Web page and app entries

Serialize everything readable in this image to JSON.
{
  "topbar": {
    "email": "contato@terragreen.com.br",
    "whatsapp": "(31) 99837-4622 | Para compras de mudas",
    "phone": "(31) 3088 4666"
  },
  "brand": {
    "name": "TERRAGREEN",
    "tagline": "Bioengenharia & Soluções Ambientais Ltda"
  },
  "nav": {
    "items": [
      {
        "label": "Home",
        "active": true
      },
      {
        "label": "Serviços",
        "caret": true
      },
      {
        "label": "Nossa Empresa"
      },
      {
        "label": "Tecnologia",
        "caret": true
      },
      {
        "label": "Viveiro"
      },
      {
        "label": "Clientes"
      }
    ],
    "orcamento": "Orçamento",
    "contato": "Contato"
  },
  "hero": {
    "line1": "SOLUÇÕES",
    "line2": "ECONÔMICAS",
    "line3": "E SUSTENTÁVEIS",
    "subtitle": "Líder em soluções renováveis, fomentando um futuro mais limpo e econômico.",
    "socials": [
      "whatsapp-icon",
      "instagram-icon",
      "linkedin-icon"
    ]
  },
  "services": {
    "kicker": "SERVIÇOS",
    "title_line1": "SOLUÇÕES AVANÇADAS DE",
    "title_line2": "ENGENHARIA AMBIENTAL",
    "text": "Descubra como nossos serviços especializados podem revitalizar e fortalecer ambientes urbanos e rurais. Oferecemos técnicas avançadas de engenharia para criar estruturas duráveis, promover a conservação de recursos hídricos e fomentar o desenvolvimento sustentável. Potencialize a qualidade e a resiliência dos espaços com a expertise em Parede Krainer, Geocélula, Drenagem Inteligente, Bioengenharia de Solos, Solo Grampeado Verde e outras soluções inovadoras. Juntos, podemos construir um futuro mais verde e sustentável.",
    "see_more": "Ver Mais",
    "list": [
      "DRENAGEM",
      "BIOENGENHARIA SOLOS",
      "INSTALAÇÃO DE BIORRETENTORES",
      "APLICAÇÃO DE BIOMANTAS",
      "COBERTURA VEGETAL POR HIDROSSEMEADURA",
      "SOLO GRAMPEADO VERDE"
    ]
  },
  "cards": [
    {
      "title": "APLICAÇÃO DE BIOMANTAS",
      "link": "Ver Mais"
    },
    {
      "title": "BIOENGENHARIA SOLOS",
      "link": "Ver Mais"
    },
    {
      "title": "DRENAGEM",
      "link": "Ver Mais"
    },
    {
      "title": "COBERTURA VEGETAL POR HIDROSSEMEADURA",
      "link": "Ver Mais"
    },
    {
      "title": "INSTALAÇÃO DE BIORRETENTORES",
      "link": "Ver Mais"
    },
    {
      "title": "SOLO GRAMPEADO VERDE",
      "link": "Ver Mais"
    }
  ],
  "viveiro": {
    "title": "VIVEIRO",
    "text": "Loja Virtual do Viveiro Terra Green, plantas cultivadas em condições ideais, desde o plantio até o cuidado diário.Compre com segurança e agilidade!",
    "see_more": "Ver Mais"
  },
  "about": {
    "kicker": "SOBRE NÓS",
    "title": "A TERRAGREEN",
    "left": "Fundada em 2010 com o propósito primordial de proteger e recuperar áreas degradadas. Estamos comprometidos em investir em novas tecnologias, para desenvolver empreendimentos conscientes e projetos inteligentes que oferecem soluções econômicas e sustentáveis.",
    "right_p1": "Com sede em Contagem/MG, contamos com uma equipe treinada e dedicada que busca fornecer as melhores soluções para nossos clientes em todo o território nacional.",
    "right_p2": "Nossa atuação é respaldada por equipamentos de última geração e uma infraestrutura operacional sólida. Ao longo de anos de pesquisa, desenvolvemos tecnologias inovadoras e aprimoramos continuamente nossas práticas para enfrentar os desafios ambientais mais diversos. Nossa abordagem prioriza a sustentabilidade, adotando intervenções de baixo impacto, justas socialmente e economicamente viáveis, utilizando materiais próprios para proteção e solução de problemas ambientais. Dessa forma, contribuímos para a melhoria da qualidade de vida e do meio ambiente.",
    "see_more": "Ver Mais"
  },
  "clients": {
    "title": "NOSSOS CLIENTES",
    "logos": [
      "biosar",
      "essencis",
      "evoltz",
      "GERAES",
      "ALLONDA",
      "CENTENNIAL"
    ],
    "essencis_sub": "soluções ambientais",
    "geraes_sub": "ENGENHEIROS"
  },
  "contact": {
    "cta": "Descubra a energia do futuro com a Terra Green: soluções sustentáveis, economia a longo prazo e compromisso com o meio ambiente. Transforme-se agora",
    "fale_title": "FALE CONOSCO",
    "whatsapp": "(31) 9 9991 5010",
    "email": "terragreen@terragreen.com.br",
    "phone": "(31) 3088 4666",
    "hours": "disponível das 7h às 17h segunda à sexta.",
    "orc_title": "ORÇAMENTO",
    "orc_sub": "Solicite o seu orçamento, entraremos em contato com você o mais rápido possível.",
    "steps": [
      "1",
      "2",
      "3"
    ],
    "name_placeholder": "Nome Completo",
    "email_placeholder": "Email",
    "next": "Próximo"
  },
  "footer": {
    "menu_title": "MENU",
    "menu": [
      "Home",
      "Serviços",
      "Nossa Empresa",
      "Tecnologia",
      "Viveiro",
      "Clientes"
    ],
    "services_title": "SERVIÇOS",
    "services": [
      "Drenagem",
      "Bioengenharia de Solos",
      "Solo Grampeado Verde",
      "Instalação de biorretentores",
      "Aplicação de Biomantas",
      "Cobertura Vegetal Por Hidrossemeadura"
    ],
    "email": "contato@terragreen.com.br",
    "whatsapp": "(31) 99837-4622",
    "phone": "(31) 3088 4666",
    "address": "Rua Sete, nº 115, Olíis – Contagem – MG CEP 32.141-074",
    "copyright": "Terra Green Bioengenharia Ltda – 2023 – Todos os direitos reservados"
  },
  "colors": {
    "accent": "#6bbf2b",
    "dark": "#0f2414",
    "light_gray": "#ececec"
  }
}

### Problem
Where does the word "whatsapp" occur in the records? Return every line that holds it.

### Result
    "whatsapp": "(31) 99837-4622 | Para compras de mudas",
      "whatsapp-icon",
    "whatsapp": "(31) 9 9991 5010",
    "whatsapp": "(31) 99837-4622",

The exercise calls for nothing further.